━━━ The data
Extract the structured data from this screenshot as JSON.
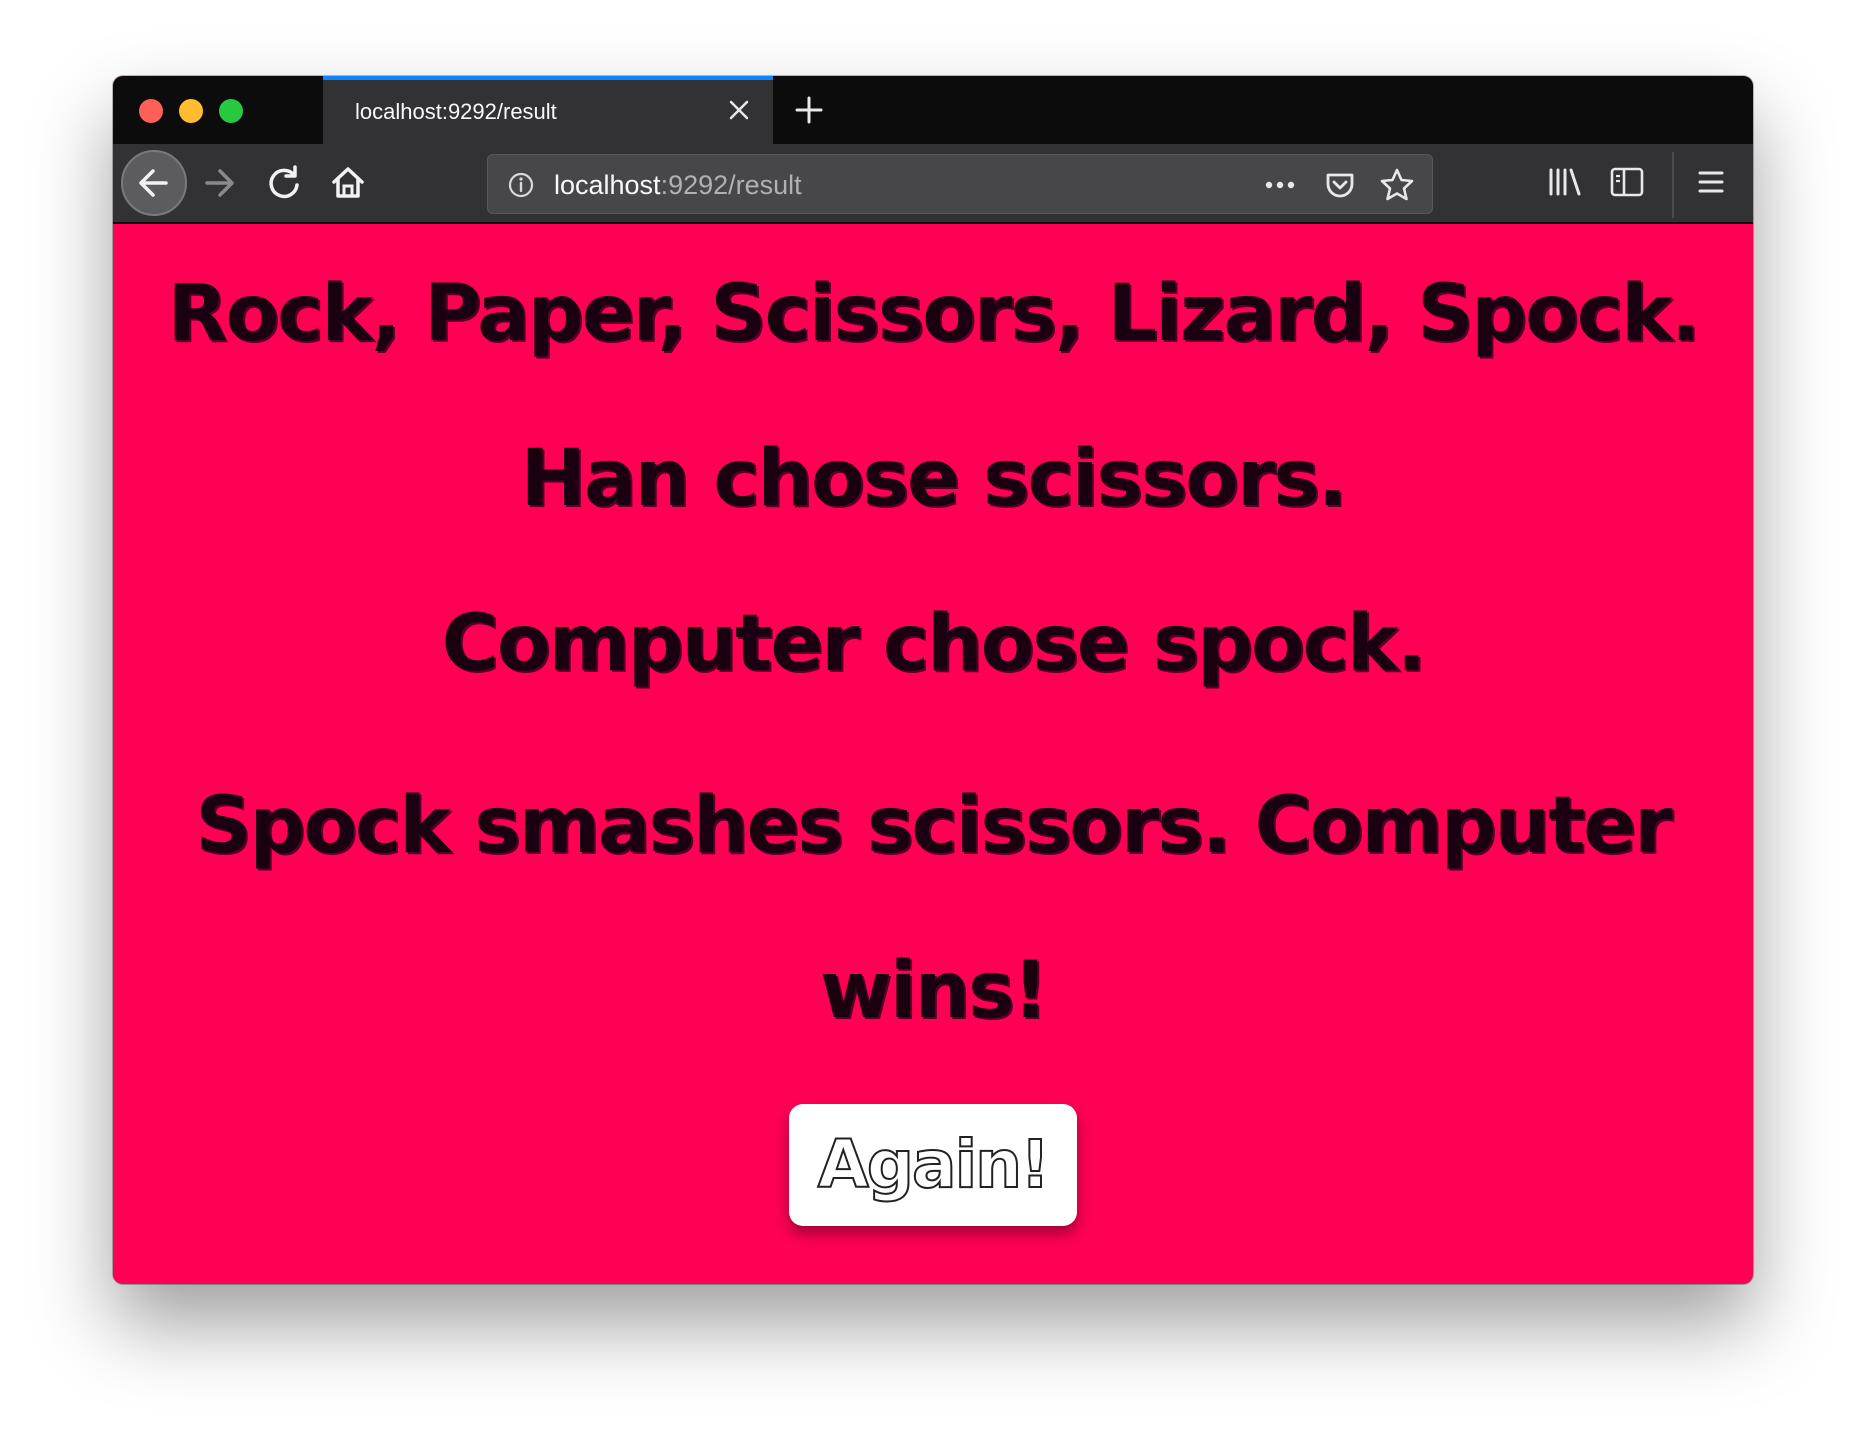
{
  "browser": {
    "tab": {
      "title": "localhost:9292/result"
    },
    "url": {
      "host": "localhost",
      "rest": ":9292/result"
    },
    "colors": {
      "tab_accent": "#0a84ff",
      "toolbar": "#323234",
      "tabstrip": "#0c0c0d"
    }
  },
  "page": {
    "title": "Rock, Paper, Scissors, Lizard, Spock.",
    "player_choice": "Han chose scissors.",
    "computer_choice": "Computer chose spock.",
    "result": "Spock smashes scissors. Computer wins!",
    "again_label": "Again!",
    "background_color": "#ff0055"
  },
  "icons": {
    "back": "arrow-left-icon",
    "forward": "arrow-right-icon",
    "reload": "reload-icon",
    "home": "home-icon",
    "info": "info-icon",
    "page_actions": "more-icon",
    "pocket": "pocket-icon",
    "bookmark": "star-icon",
    "library": "library-icon",
    "sidebar": "sidebar-icon",
    "menu": "hamburger-menu-icon",
    "close_tab": "close-icon",
    "new_tab": "plus-icon"
  }
}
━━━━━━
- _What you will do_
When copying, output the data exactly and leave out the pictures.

- _Exercise response_
Extract the structured data from this screenshot as JSON.
{
  "browser": {
    "tab": {
      "title": "localhost:9292/result"
    },
    "url": {
      "host": "localhost",
      "rest": ":9292/result"
    },
    "colors": {
      "tab_accent": "#0a84ff",
      "toolbar": "#323234",
      "tabstrip": "#0c0c0d"
    }
  },
  "page": {
    "title": "Rock, Paper, Scissors, Lizard, Spock.",
    "player_choice": "Han chose scissors.",
    "computer_choice": "Computer chose spock.",
    "result": "Spock smashes scissors. Computer wins!",
    "again_label": "Again!",
    "background_color": "#ff0055"
  },
  "icons": {
    "back": "arrow-left-icon",
    "forward": "arrow-right-icon",
    "reload": "reload-icon",
    "home": "home-icon",
    "info": "info-icon",
    "page_actions": "more-icon",
    "pocket": "pocket-icon",
    "bookmark": "star-icon",
    "library": "library-icon",
    "sidebar": "sidebar-icon",
    "menu": "hamburger-menu-icon",
    "close_tab": "close-icon",
    "new_tab": "plus-icon"
  }
}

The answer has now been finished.